In a new lawsuit, a group of venture capitalists says the Trump administration erred by delaying a program meant to help entrepreneurs from other countries start businesses in the United States.
The International Entrepreneur Rule, created under the Obama administration, was designed to give foreign-born startup founders a way to remain in the US while they build businesses, but this year, the Department of Homeland Security blocked the rule, just before it was set to go into effect in July. The rule is now set to go into effect next year, but the Trump administration may also scrap the plan entirely.
The National Venture Capital Association, which represents a coalition of venture capitalists in the US, says the Trump administration failed to follow proper procedure when it delayed the rule. The lawsuit argues that the administration should have requested public comments before making the change, and asks a court to force the implementation of the rule.
The lawsuit includes two United Kingdom citizens as plaintiffs, Atma and Anand Krishna, who launched a digital payments system in the US and received funding for the company, but do not have a legal way to stay and run the operation.

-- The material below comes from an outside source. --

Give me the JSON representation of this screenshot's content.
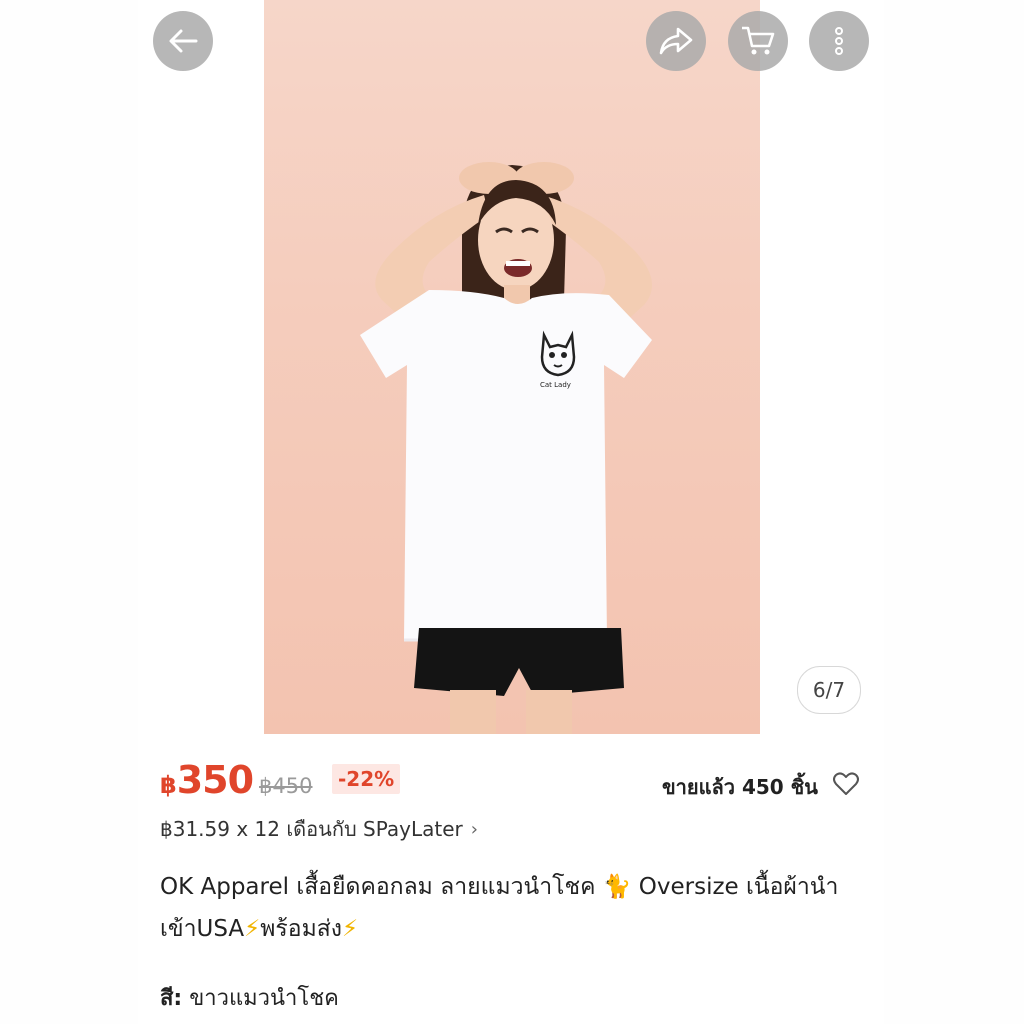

“Immigrant entrepreneurs play a vital role in strengthening the U.S. economy, creating new jobs for Americans and pushing the boundaries of innovation,” NVCA president and CEO Bobby Franklin said in a statement. “Rather than throw up roadblocks that prevent them from bringing their talent and ingenuity to our shores, we should welcome them with open arms.”